If you’re poor, but hardworking, moving to a place where hardwork is rewarded is an obvious way forward. However, if you can’t afford to live there until you’re richer, then you’re stuck.
In other words, social mobility depends on geographical mobility.
It’s an issue explored by Derek Thompson in a fascinating piece for the Atlantic:
“Living affordably and trying to climb higher than your parents did were once considered complementary ambitions. Today, young Americans increasingly have to choose one or the other—they can either settle in affordable but stagnant metros or live in economically vibrant cities whose housing prices eat much of their paychecks unless they hit it big.”
To make his point, Thompson looks at a list of American cities ranked according to an index of social mobility:
“…the top of the list was crowded with rich coastal metropolises, including San Francisco, San Jose, Los Angeles, San Diego, and New York City.”
He then compares this against a ranking of housing affordability:
“…the 10 least affordable cities in the country included, predictably and dispiritingly, San Francisco, San Jose, Los Angeles, San Diego, and New York City.”
The basic pattern is as follows:
“When a city grows rich, its wealth tends to outpace its housing supply, forcing prices higher and making vast swaths of the city unaffordable for middle-class families. And once the rich are ensconced, they typically resist the development of more housing, especially low-income housing, anywhere in their vicinity.”
However, there are some exceptions – and the most interesting of these is an American city that doesn’t get much attention over here (nor, one suspects, over there):
“The Minneapolis–St. Paul metro area is richer by median household income than… New York, or Chicago, or Los Angeles… Among residents under 35, the Twin Cities place in the top 10 for highest college-graduation rate, highest median earnings, and lowest poverty rate, according to the most recent census figures. And yet, according to the Center for Housing Policy, low-income families can rent a home and commute to work more affordably in Minneapolis–St. Paul than in all but one other major metro area… Perhaps most impressive, the Twin Cities have the highest employment rate for 18-to-34-year-olds in the country.”

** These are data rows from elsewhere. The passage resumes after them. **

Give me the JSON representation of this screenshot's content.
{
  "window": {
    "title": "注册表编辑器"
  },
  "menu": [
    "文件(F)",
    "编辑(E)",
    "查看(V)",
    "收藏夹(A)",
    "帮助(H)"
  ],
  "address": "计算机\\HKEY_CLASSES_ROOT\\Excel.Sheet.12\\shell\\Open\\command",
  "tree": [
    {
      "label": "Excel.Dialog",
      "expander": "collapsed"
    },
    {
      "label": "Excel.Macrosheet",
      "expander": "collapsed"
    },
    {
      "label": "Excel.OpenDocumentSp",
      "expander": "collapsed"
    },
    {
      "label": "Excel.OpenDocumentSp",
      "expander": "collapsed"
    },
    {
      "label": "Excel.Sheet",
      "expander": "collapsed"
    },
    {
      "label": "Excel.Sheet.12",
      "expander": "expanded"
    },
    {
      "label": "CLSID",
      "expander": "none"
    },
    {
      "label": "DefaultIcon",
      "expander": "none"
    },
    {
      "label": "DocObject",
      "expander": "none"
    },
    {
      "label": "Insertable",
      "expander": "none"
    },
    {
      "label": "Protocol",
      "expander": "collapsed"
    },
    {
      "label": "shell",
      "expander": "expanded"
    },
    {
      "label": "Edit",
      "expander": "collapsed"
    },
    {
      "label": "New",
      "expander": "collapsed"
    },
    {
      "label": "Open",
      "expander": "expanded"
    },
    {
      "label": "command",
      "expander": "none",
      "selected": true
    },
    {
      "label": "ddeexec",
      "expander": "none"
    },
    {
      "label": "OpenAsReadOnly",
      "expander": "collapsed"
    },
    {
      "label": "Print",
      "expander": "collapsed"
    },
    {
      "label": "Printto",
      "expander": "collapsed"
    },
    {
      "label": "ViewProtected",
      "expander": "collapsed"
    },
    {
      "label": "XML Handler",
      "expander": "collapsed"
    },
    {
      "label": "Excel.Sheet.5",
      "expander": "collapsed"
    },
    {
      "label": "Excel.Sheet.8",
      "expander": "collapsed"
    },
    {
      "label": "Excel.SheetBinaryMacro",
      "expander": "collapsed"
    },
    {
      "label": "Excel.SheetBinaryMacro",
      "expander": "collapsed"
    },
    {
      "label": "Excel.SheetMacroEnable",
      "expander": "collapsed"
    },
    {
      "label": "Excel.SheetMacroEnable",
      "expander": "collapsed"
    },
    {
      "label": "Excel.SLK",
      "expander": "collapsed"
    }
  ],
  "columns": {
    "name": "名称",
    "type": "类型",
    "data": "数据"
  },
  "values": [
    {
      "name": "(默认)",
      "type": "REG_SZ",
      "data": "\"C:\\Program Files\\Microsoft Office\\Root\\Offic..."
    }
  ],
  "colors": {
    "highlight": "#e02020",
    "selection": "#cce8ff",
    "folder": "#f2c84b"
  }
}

How do they do it?
In terms of policy, two things in particular make Minneapolis special among American cities. The first is ‘fiscal equalisation’ – the sharing of local tax revenues across local authority boundaries. This helps a prevent a Detroit-style scenario in which the less-favoured parts of the metropolis slide into penurious decline. The second key element is that responsibility for building affordable housing is shared across all neighbourhoods – i.e. it isn’t concentrated in the poorest communities:
“The Twin Cities’ housing and tax-sharing policies have resulted in lots of good neighborhoods with good schools that are affordable for young graduates and remain nice to live in even as their paychecks rise. This, in turn, has nurtured a deep bench of 30- and 40-something managers, who support the growth of large companies, and whose taxes flow to poorer neighborhoods, where families have relatively good odds of moving into the middle class.”
The UK, of course, goes a lot further than the US in equalising tax revenues between different areas. However, we do so in a highly centralised way. The key point about the Minneapolis model is that the policy originates from, and is coordinated across, the metropolitan region. Governance takes place at the appropriate level, which is locally, but not so locally that there is no cooperation between organically-linked neighbourhoods.
We need to apply this model to our ‘city regions’, so that places like Greater Manchester and Tyneside can achieve their own combination of affordable housing and economic opportunity.
Crucially, the City Deals programme, which is the most advanced part of the Government’s localism agenda, enables and encourages just this sort of co-operative local leadership. Rebuilding the foundations for strategic governance at a city-wide level may prove to be the Coalition’s most enduring achievement.